Green Tea and Asian Paradox
Green tea may help explain Asian paradox. While smoking is a well-known cause of heart disease and lung cancer, the rates of these diseases have remained inexplicably low in Asian countries even where smoking is common. Research suggests that green tea is one piece of the puzzle.
No one is suggesting that smokers ignore the danger of the habit and simply drink green tea. But research indicates that the tea's high concentration of catechins antioxidants may help, according to Dr. Bauer E. Sumpio and his colleagues at the Yale University School of Medicine in New Haven, Connecticut.
This paradox becomes clear when looking at global health statistics. For every 100,000 U.S. men, 348 will die of coronary heart disease each year. The figure for Japanese men is 186, despite the nation's higher rate of smoking.

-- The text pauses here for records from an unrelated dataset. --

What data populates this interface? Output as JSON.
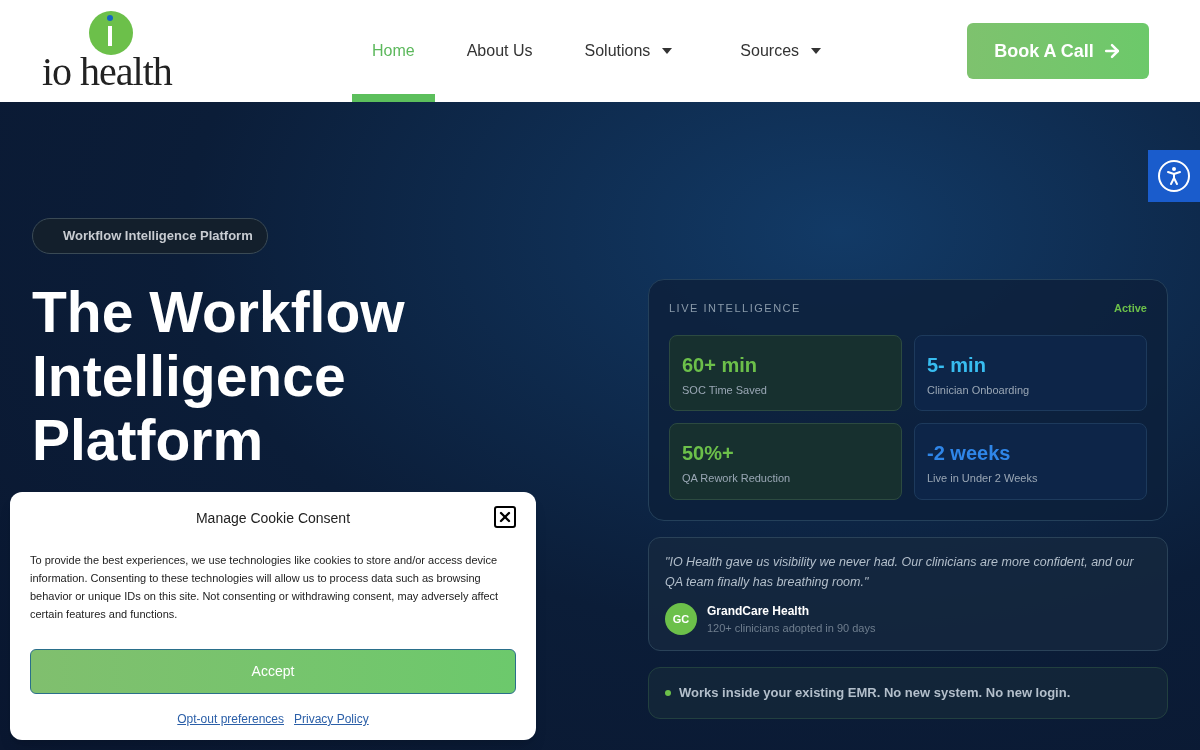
{
  "logo": {
    "wordmark": "io health"
  },
  "nav": [
    {
      "label": "Home",
      "selected": true,
      "has_menu": false
    },
    {
      "label": "About Us",
      "selected": false,
      "has_menu": false
    },
    {
      "label": "Solutions",
      "selected": false,
      "has_menu": true
    },
    {
      "label": "Sources",
      "selected": false,
      "has_menu": true
    }
  ],
  "cta": {
    "label": "Book A Call"
  },
  "hero": {
    "badge": "Workflow Intelligence Platform",
    "headline": [
      "The Workflow",
      "Intelligence",
      "Platform"
    ]
  },
  "panel": {
    "title": "LIVE INTELLIGENCE",
    "status": "Active",
    "metrics": [
      {
        "value": "60+ min",
        "label": "SOC Time Saved",
        "kind": "green"
      },
      {
        "value": "5- min",
        "label": "Clinician Onboarding",
        "kind": "cyan"
      },
      {
        "value": "50%+",
        "label": "QA Rework Reduction",
        "kind": "green"
      },
      {
        "value": "-2 weeks",
        "label": "Live in Under 2 Weeks",
        "kind": "blue"
      }
    ]
  },
  "testimonial": {
    "quote": "\"IO Health gave us visibility we never had. Our clinicians are more confident, and our QA team finally has breathing room.\"",
    "initials": "GC",
    "org": "GrandCare Health",
    "detail": "120+ clinicians adopted in 90 days"
  },
  "note": "Works inside your existing EMR. No new system. No new login.",
  "cookie": {
    "title": "Manage Cookie Consent",
    "body": "To provide the best experiences, we use technologies like cookies to store and/or access device information. Consenting to these technologies will allow us to process data such as browsing behavior or unique IDs on this site. Not consenting or withdrawing consent, may adversely affect certain features and functions.",
    "accept": "Accept",
    "links": [
      "Opt-out preferences",
      "Privacy Policy"
    ]
  }
}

Lab studies suggest that EGCG and other green tea antioxidants may block tumor formation or growth in a number of ways. This may, according to the researchers, help explain why the lung cancer death rate in Korea is unexpectedly low.

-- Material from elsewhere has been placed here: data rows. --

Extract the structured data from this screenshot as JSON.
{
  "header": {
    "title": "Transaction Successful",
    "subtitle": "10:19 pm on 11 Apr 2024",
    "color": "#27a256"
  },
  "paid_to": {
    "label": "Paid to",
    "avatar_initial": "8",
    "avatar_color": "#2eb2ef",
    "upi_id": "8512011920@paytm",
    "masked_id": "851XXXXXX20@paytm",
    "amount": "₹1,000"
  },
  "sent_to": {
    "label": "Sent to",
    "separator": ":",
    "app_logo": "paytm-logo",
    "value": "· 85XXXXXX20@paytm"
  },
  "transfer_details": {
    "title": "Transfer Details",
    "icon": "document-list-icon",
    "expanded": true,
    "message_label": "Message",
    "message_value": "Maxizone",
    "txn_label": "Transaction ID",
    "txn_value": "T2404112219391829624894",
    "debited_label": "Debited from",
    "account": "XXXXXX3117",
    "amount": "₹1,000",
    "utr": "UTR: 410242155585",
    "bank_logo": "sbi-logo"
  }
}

The rate of lung cancer death among Korean men is less than 40 per 100,000, versus 67 per 100,000 among U.S. men. The difference among women is more stark: 13 per 100,000 in Korea, compared with 45 per 100,000 in the U.S. This is despite the fact that 37 percent of Korean adults smoke, while only 27 percent of Americans do.